Below are the records; copy each line in them that holds the word "name".

**** SUPPLIED DATA

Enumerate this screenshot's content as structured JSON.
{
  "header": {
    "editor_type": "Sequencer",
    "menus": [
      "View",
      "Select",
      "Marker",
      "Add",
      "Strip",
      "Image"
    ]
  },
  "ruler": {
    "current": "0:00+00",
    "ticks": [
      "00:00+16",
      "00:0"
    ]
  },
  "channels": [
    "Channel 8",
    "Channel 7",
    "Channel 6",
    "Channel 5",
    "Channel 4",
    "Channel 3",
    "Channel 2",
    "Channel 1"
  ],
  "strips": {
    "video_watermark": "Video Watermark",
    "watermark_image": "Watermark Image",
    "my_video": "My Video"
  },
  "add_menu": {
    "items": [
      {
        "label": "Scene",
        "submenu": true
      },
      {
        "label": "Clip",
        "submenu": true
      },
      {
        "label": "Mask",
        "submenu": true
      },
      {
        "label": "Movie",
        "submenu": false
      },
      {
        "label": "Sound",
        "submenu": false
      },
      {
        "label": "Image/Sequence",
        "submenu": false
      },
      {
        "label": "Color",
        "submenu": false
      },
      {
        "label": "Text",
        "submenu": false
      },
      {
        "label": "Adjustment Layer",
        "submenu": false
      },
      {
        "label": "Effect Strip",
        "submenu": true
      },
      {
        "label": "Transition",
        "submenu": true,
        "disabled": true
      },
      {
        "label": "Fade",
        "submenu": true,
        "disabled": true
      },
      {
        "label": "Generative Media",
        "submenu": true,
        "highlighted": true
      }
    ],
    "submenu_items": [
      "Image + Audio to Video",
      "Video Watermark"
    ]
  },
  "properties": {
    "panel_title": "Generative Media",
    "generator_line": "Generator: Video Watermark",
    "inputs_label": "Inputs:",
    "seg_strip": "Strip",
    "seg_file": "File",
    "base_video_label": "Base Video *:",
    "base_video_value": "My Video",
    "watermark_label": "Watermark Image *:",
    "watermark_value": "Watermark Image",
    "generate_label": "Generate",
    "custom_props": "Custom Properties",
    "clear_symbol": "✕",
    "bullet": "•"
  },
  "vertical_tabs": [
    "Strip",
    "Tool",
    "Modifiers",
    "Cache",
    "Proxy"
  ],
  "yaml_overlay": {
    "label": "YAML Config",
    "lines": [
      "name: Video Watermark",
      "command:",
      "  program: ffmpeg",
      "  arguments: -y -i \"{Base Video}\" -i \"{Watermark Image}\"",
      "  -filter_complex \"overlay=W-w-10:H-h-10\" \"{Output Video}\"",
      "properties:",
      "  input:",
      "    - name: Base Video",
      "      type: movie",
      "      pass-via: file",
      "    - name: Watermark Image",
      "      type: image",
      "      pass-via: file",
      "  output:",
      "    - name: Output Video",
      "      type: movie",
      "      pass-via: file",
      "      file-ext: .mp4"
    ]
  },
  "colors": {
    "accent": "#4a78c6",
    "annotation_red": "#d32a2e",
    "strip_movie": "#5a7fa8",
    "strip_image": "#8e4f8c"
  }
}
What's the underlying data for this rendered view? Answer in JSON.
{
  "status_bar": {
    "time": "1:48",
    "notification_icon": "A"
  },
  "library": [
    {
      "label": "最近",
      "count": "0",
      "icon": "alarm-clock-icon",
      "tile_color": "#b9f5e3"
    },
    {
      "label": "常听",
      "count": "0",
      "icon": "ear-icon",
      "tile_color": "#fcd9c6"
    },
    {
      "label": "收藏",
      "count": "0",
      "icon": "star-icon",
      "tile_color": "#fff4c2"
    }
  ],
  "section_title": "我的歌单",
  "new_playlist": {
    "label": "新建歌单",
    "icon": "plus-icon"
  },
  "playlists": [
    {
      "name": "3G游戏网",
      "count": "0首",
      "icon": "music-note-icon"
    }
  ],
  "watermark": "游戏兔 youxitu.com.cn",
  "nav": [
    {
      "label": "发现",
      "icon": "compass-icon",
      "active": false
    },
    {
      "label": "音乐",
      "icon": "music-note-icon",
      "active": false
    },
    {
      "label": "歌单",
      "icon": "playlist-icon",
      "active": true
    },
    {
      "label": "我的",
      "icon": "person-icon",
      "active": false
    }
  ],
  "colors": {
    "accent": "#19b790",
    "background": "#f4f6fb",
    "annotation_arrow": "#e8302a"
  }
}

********

_RESPONSE BELOW_.
      "name: Video Watermark",
      "    - name: Base Video",
      "    - name: Watermark Image",
      "    - name: Output Video",
      "name": "3G游戏网",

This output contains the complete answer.